Forget about 2009, a season in which they lost 103 games.
Pay more attention to detail on the field.
Expect to win this year.
Making excuses is over.
While none of the players talked in the meeting, manager Jim Riggleman, general manager Mike Rizzo and team president Stan Kasten expressed their feelings about the 2010 team.
Riggleman, who did most of the talking, thanked the players from last year's squad for helping him land the job after holding it on an interim basis, and he reiterated that the 2010 version must improve its defense. Washington made a Major League-leading 143 errors last year.
"If they didn't play hard, I wouldn't be here," Riggleman said. "They played hard, they played with intensity, they agonized over the losses, and I appreciate that's the way it was. Some of those people are still here, but with the additions that have been made as we move on to 2010, I think everybody in the room should feel good. We have a lot of additions without a lot of subtractions.
"The other thing is attention to detail. We can hit and pitch, but we are not going to be as good of a ballclub as we can be if we don't take care of the little things. That's the responsibility of the manager and the coaching staff to take care of those things. The players have to respect that we are all going to be stressing attention to detail, and we want to get that kind of response from them where they are on board with it."
Rizzo talked to the players for about two minutes and said he expects the team to win this season. However, he declined to predict if the team would go to the playoff.
"Our expectations are to win," Rizzo said. "The players need to focus to win, prepare to win and expect to win. With aura of Pudge [Ivan Rodriguez] in camp and the attitude of Jason Marquis and Adam Kennedy, I think there has been a different attitude. Adam Dunn, Ryan Zimmerman and Nyjer Morgan are on board.

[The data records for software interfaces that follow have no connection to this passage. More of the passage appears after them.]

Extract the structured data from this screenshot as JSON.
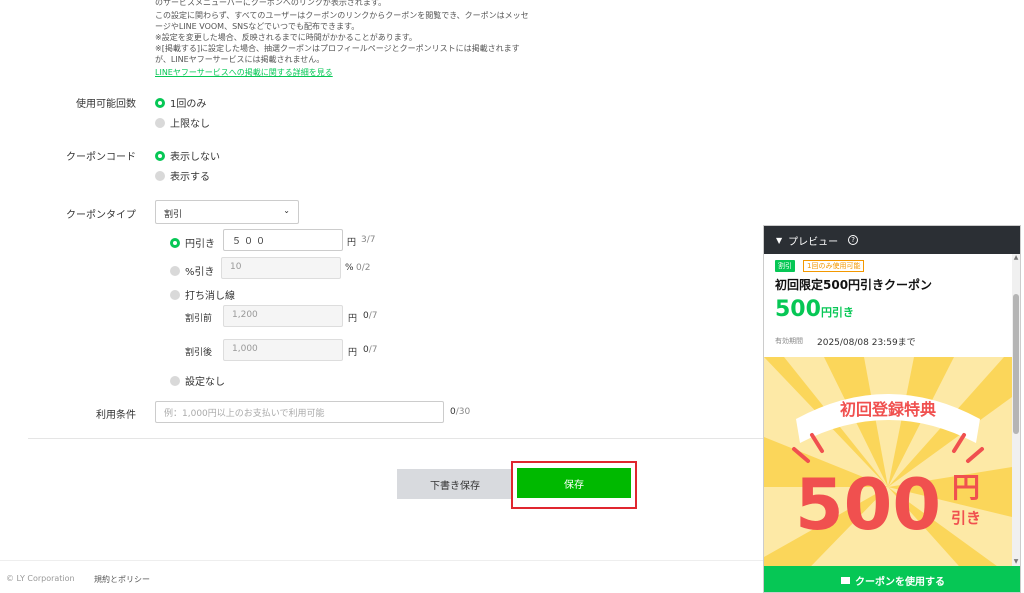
{
  "notes": {
    "line1": "のサービスメニューバーにクーポンへのリンクが表示されます。",
    "line2": "この設定に関わらず、すべてのユーザーはクーポンのリンクからクーポンを閲覧でき、クーポンはメッセ",
    "line3": "ージやLINE VOOM、SNSなどでいつでも配布できます。",
    "line4": "※設定を変更した場合、反映されるまでに時間がかかることがあります。",
    "line5": "※[掲載する]に設定した場合、抽選クーポンはプロフィールページとクーポンリストには掲載されます",
    "line6": "が、LINEヤフーサービスには掲載されません。",
    "link": "LINEヤフーサービスへの掲載に関する詳細を見る"
  },
  "usage": {
    "label": "使用可能回数",
    "options": [
      "1回のみ",
      "上限なし"
    ]
  },
  "code": {
    "label": "クーポンコード",
    "options": [
      "表示しない",
      "表示する"
    ]
  },
  "type": {
    "label": "クーポンタイプ",
    "selected": "割引",
    "options": {
      "yen": "円引き",
      "percent": "%引き",
      "strike": "打ち消し線",
      "none": "設定なし"
    },
    "yen_value": "５００",
    "yen_unit": "円",
    "yen_count": "3/7",
    "percent_placeholder": "10",
    "percent_unit": "%",
    "percent_count": "0/2",
    "before_label": "割引前",
    "before_placeholder": "1,200",
    "before_unit": "円",
    "before_count_num": "0",
    "before_count_max": "/7",
    "after_label": "割引後",
    "after_placeholder": "1,000",
    "after_unit": "円",
    "after_count_num": "0",
    "after_count_max": "/7"
  },
  "terms": {
    "label": "利用条件",
    "placeholder": "例：1,000円以上のお支払いで利用可能",
    "count_num": "0",
    "count_max": "/30"
  },
  "buttons": {
    "draft": "下書き保存",
    "save": "保存"
  },
  "footer": {
    "copyright": "© LY Corporation",
    "policy": "規約とポリシー"
  },
  "preview": {
    "header": "プレビュー",
    "badge_discount": "割引",
    "badge_once": "1回のみ使用可能",
    "title": "初回限定500円引きクーポン",
    "amount": "500",
    "amount_unit": "円引き",
    "valid_label": "有効期間",
    "valid_date": "2025/08/08 23:59まで",
    "banner_heading": "初回登録特典",
    "banner_amount": "500",
    "banner_unit": "円",
    "banner_suffix": "引き",
    "cta": "クーポンを使用する"
  },
  "colors": {
    "accent": "#06c755",
    "save_button": "#00b900",
    "highlight": "#e0262f",
    "banner_bg": "#fde9a6",
    "banner_text": "#f0504f"
  }
}
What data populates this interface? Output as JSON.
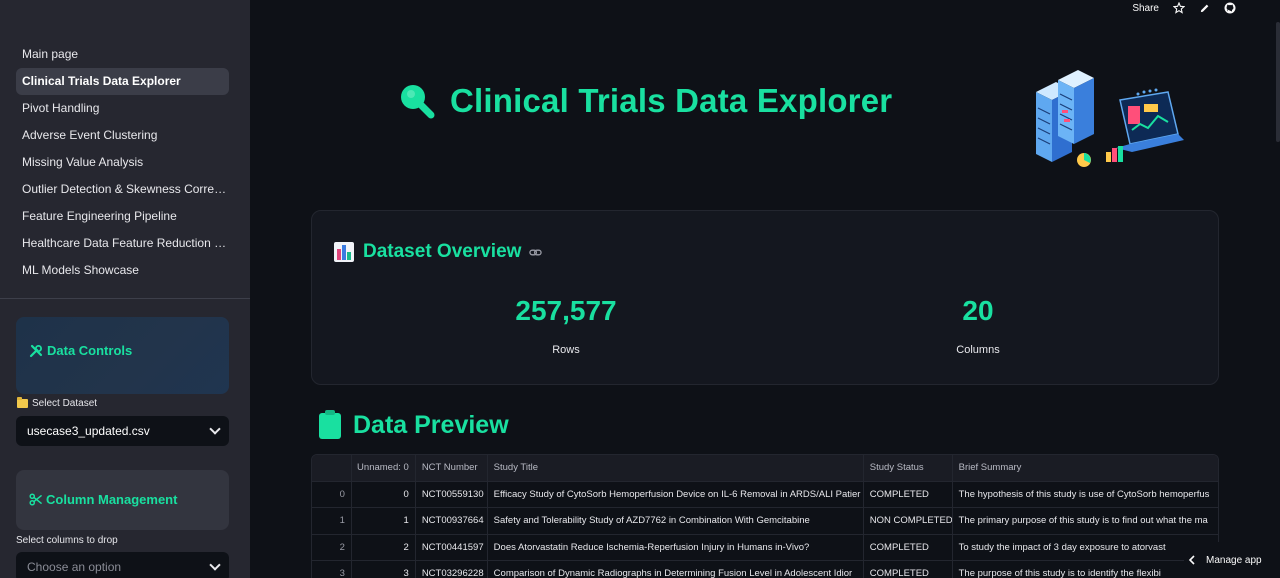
{
  "sidebar": {
    "nav": [
      {
        "label": "Main page",
        "active": false
      },
      {
        "label": "Clinical Trials Data Explorer",
        "active": true
      },
      {
        "label": "Pivot Handling",
        "active": false
      },
      {
        "label": "Adverse Event Clustering",
        "active": false
      },
      {
        "label": "Missing Value Analysis",
        "active": false
      },
      {
        "label": "Outlier Detection & Skewness Correct…",
        "active": false
      },
      {
        "label": "Feature Engineering Pipeline",
        "active": false
      },
      {
        "label": "Healthcare Data Feature Reduction J…",
        "active": false
      },
      {
        "label": "ML Models Showcase",
        "active": false
      }
    ],
    "data_controls": {
      "title": "Data Controls",
      "icon": "tools-icon"
    },
    "select_dataset": {
      "label": "Select Dataset",
      "icon": "folder-icon",
      "value": "usecase3_updated.csv"
    },
    "column_management": {
      "title": "Column Management",
      "icon": "scissors-icon"
    },
    "drop_columns": {
      "label": "Select columns to drop",
      "placeholder": "Choose an option"
    }
  },
  "toolbar": {
    "share_label": "Share"
  },
  "main": {
    "title": "Clinical Trials Data Explorer",
    "overview": {
      "title": "Dataset Overview",
      "rows_value": "257,577",
      "rows_label": "Rows",
      "cols_value": "20",
      "cols_label": "Columns"
    },
    "preview": {
      "title": "Data Preview",
      "headers": [
        "",
        "Unnamed: 0",
        "NCT Number",
        "Study Title",
        "Study Status",
        "Brief Summary"
      ],
      "rows": [
        [
          "0",
          "0",
          "NCT00559130",
          "Efficacy Study of CytoSorb Hemoperfusion Device on IL-6 Removal in ARDS/ALI Patier",
          "COMPLETED",
          "The hypothesis of this study is use of CytoSorb hemoperfus"
        ],
        [
          "1",
          "1",
          "NCT00937664",
          "Safety and Tolerability Study of AZD7762 in Combination With Gemcitabine",
          "NON COMPLETED",
          "The primary purpose of this study is to find out what the ma"
        ],
        [
          "2",
          "2",
          "NCT00441597",
          "Does Atorvastatin Reduce Ischemia-Reperfusion Injury in Humans in-Vivo?",
          "COMPLETED",
          "To study the impact of 3 day exposure to atorvast"
        ],
        [
          "3",
          "3",
          "NCT03296228",
          "Comparison of Dynamic Radiographs in Determining Fusion Level in Adolescent Idior",
          "COMPLETED",
          "The purpose of this study is to identify the flexibi"
        ]
      ]
    }
  },
  "footer": {
    "manage_app_label": "Manage app"
  },
  "colors": {
    "accent": "#19e0a0",
    "background": "#0e1117",
    "sidebar": "#262730"
  }
}
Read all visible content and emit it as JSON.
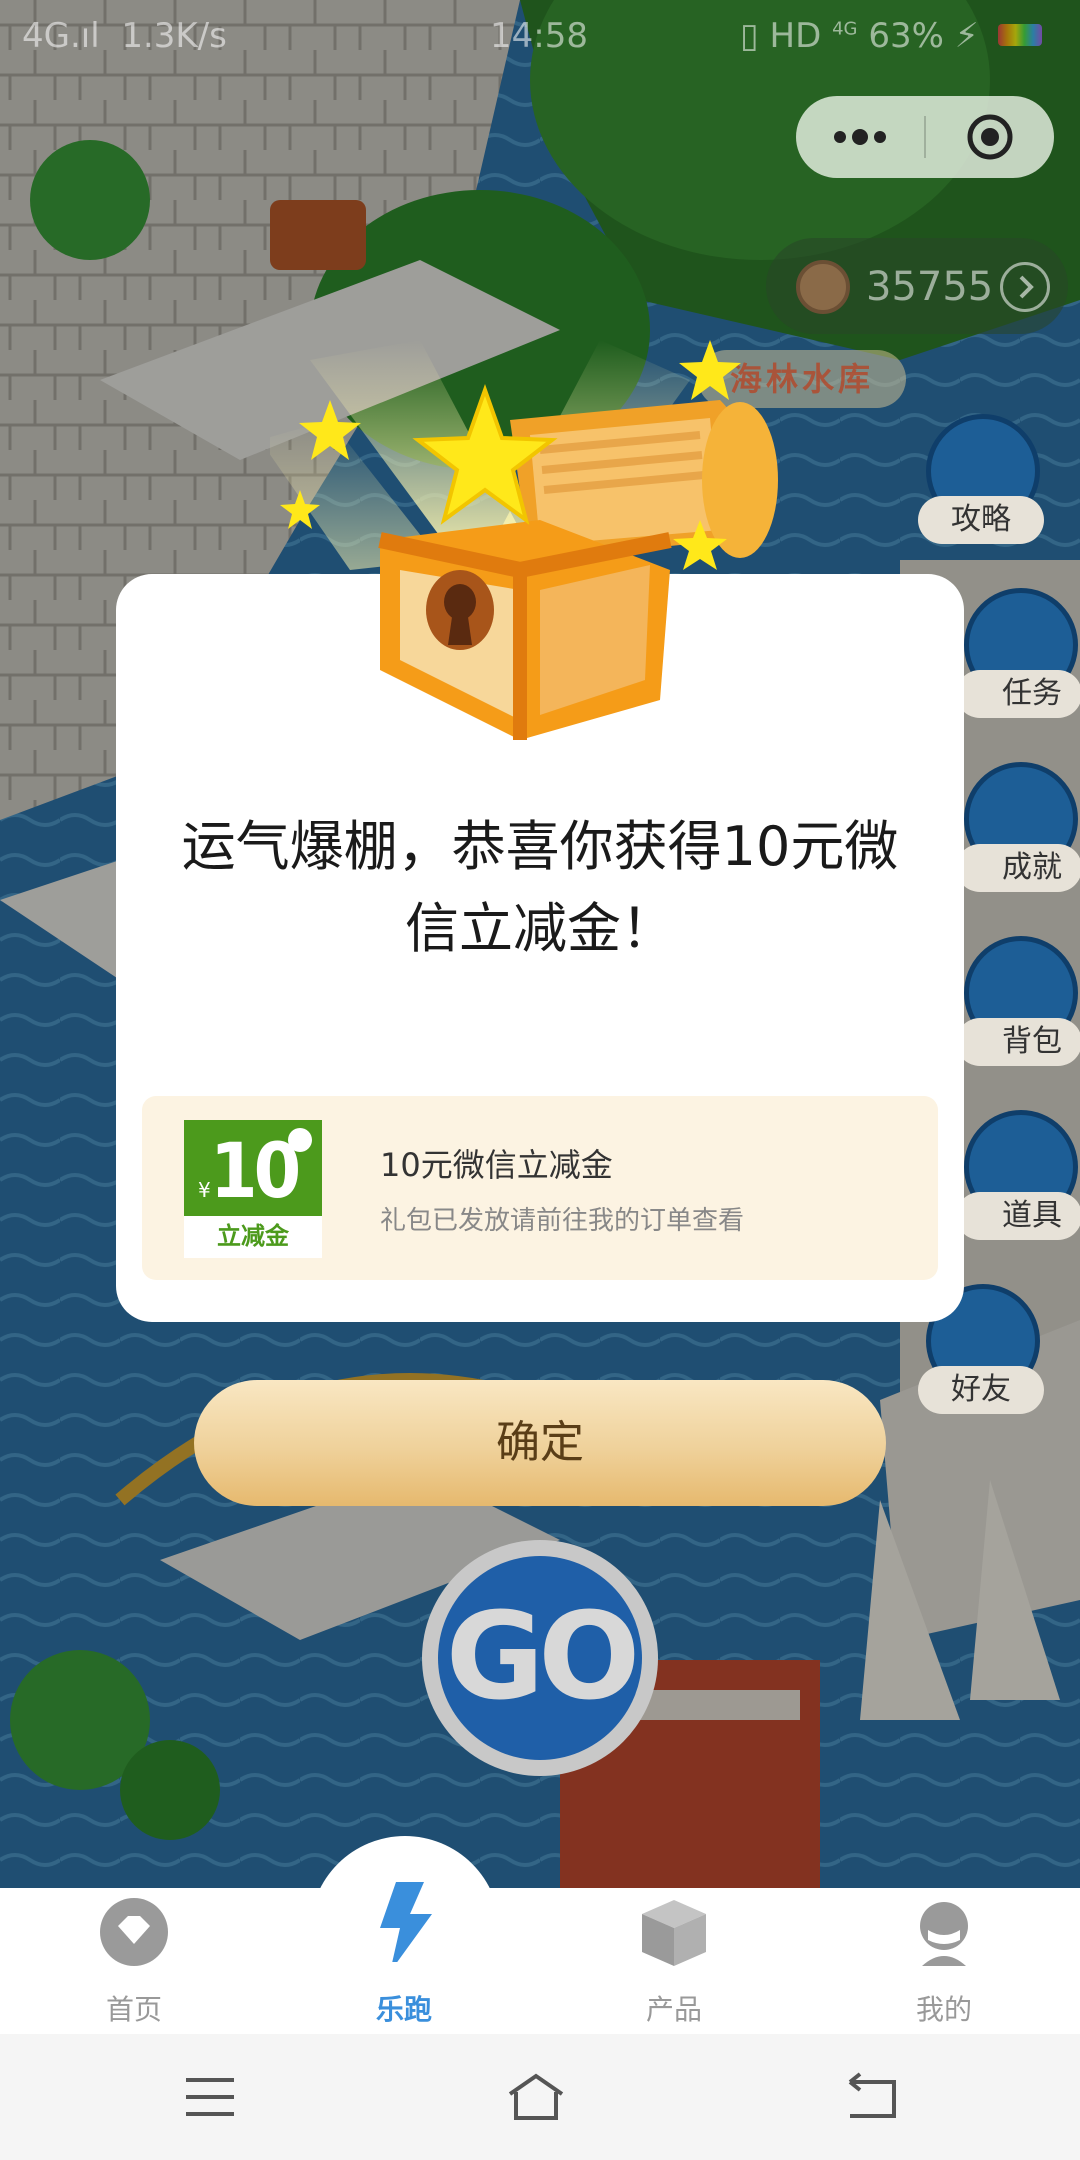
{
  "status_bar": {
    "network": "4G.ıl",
    "speed": "1.3K/s",
    "time": "14:58",
    "indicators": "HD",
    "network_type": "4G",
    "battery": "63%"
  },
  "capsule": {
    "more_icon": "more-dots-icon",
    "close_icon": "target-close-icon"
  },
  "coins": {
    "value": "35755"
  },
  "location": {
    "name": "海林水库"
  },
  "side_menu": {
    "items": [
      {
        "label": "攻略"
      },
      {
        "label": "任务"
      },
      {
        "label": "成就"
      },
      {
        "label": "背包"
      },
      {
        "label": "道具"
      },
      {
        "label": "好友"
      }
    ]
  },
  "go_button": {
    "label": "GO"
  },
  "modal": {
    "title": "运气爆棚，恭喜你获得10元微信立减金！",
    "reward": {
      "voucher_currency": "¥",
      "voucher_amount": "10",
      "voucher_label": "立减金",
      "name": "10元微信立减金",
      "description": "礼包已发放请前往我的订单查看"
    },
    "confirm_label": "确定"
  },
  "tab_bar": {
    "tabs": [
      {
        "label": "首页",
        "icon": "home-icon"
      },
      {
        "label": "乐跑",
        "icon": "lightning-icon"
      },
      {
        "label": "产品",
        "icon": "box-icon"
      },
      {
        "label": "我的",
        "icon": "profile-icon"
      }
    ],
    "active_index": 1
  },
  "system_nav": {
    "menu": "menu-icon",
    "home": "home-key-icon",
    "back": "back-icon"
  },
  "colors": {
    "accent": "#3a8fdc",
    "voucher_green": "#4c9a1c",
    "confirm_gold": "#efd19a"
  }
}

"We are all tired of losing. We are all tired of talking about 100-loss seasons and No. 1 picks. We feel we have an opportunity to better ourselves. First, you have to believe we can win before you could start winning."
Kasten, who was the one to tell the players to stop making excuses, explained to them why the atmosphere is better than it was a year ago. Last year, the team was involved with issues in the Dominican Republic, which involved Carlos Alvarez, the prospect who falsified his name and age.
"We have a different atmosphere because of the strides that were made during the season and the excitement about the next wave [of prospects] around the corner," Kasten said. "I encouraged them to have fun and consider how fortunate we all are. With this excitement comes increased expectations from me, from ownership, from Mike and Jim. They are all capable of fulfilling those expectations."
Left-hander John Lannan has noticed a different attitude in the clubhouse. He said the Nationals should set their sights on going to the playoffs this season.
"The atmosphere is a winning atmosphere," Lannan said. "We can't sell ourselves short. Everyone starts with a 0-0 record. Anything can happen in this game. That's why I love it so much. Look at the Rays in 2008 -- they went from worst to first. It would be great if we could do that."
Bill Ladson is a reporter for MLB.com. This story was not subject to the approval of Major League Baseball or its clubs.